[Records from a dataset]
○ ○ ○ ○ ○ ○ ○
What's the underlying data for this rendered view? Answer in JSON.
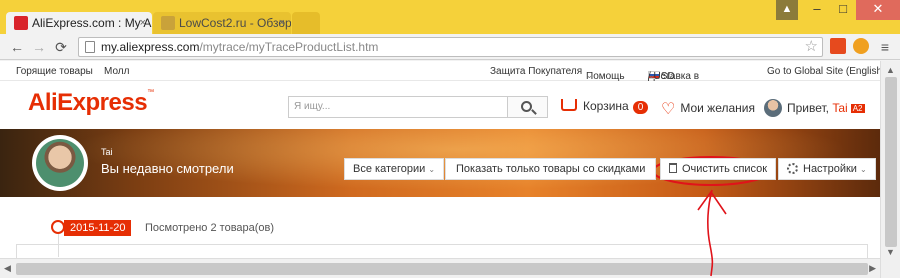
{
  "browser": {
    "tabs": [
      {
        "title": "AliExpress.com : My A",
        "close": "×"
      },
      {
        "title": "LowCost2.ru - Обзор",
        "close": "×"
      }
    ],
    "url_host": "my.aliexpress.com",
    "url_path": "/mytrace/myTraceProductList.htm",
    "nav": {
      "back": "←",
      "forward": "→",
      "reload": "⟳",
      "star": "☆",
      "menu": "≡"
    },
    "window": {
      "user": "▲",
      "minimize": "–",
      "maximize": "□",
      "close": "✕"
    }
  },
  "topnav": {
    "hot_deals": "Горящие товары",
    "mall": "Молл",
    "buyer_protection": "Защита Покупателя",
    "help": "Помощь",
    "ship_to": "Доставка в",
    "currency": "/ USD",
    "global": "Go to Global Site (English)",
    "caret": "⌄"
  },
  "header": {
    "logo": "AliExpress",
    "logo_tm": "™",
    "search_placeholder": "Я ищу...",
    "cart_label": "Корзина",
    "cart_count": "0",
    "wishlist_label": "Мои желания",
    "greeting": "Привет,",
    "user_name": "Tai",
    "level": "A2"
  },
  "banner": {
    "username": "Tai",
    "title": "Вы недавно смотрели",
    "categories_btn": "Все категории",
    "discount_btn": "Показать только товары со скидками",
    "clear_btn": "Очистить список",
    "settings_btn": "Настройки",
    "caret": "⌄"
  },
  "history": {
    "date": "2015-11-20",
    "viewed_count": "Посмотрено 2 товара(ов)"
  },
  "scroll": {
    "up": "▲",
    "down": "▼",
    "left": "◀",
    "right": "▶"
  },
  "colors": {
    "accent": "#e62e04",
    "annotation": "#e0131a",
    "chrome": "#f5d13a"
  }
}
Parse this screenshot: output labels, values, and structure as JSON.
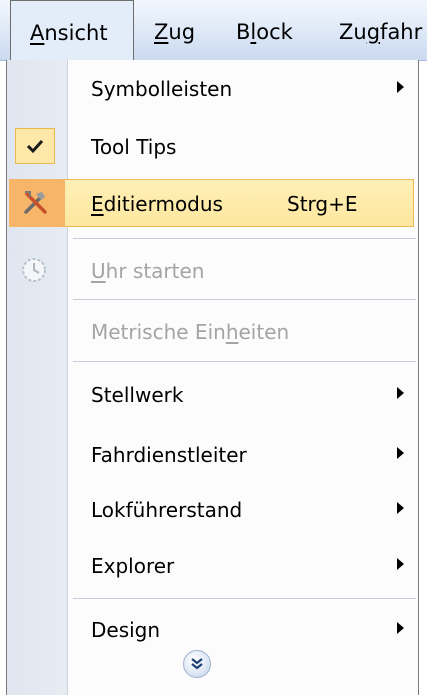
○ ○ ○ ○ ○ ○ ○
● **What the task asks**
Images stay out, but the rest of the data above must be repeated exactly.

● **Solution**
What's the underlying data for this rendered view? Answer in JSON.
{
  "browser": {
    "tabs": [
      {
        "title": "AliExpress.com : My A",
        "close": "×"
      },
      {
        "title": "LowCost2.ru - Обзор",
        "close": "×"
      }
    ],
    "url_host": "my.aliexpress.com",
    "url_path": "/mytrace/myTraceProductList.htm",
    "nav": {
      "back": "←",
      "forward": "→",
      "reload": "⟳",
      "star": "☆",
      "menu": "≡"
    },
    "window": {
      "user": "▲",
      "minimize": "–",
      "maximize": "□",
      "close": "✕"
    }
  },
  "topnav": {
    "hot_deals": "Горящие товары",
    "mall": "Молл",
    "buyer_protection": "Защита Покупателя",
    "help": "Помощь",
    "ship_to": "Доставка в",
    "currency": "/ USD",
    "global": "Go to Global Site (English)",
    "caret": "⌄"
  },
  "header": {
    "logo": "AliExpress",
    "logo_tm": "™",
    "search_placeholder": "Я ищу...",
    "cart_label": "Корзина",
    "cart_count": "0",
    "wishlist_label": "Мои желания",
    "greeting": "Привет,",
    "user_name": "Tai",
    "level": "A2"
  },
  "banner": {
    "username": "Tai",
    "title": "Вы недавно смотрели",
    "categories_btn": "Все категории",
    "discount_btn": "Показать только товары со скидками",
    "clear_btn": "Очистить список",
    "settings_btn": "Настройки",
    "caret": "⌄"
  },
  "history": {
    "date": "2015-11-20",
    "viewed_count": "Посмотрено 2 товара(ов)"
  },
  "scroll": {
    "up": "▲",
    "down": "▼",
    "left": "◀",
    "right": "▶"
  },
  "colors": {
    "accent": "#e62e04",
    "annotation": "#e0131a",
    "chrome": "#f5d13a"
  }
}
Parse this screenshot: output labels, values, and structure as JSON.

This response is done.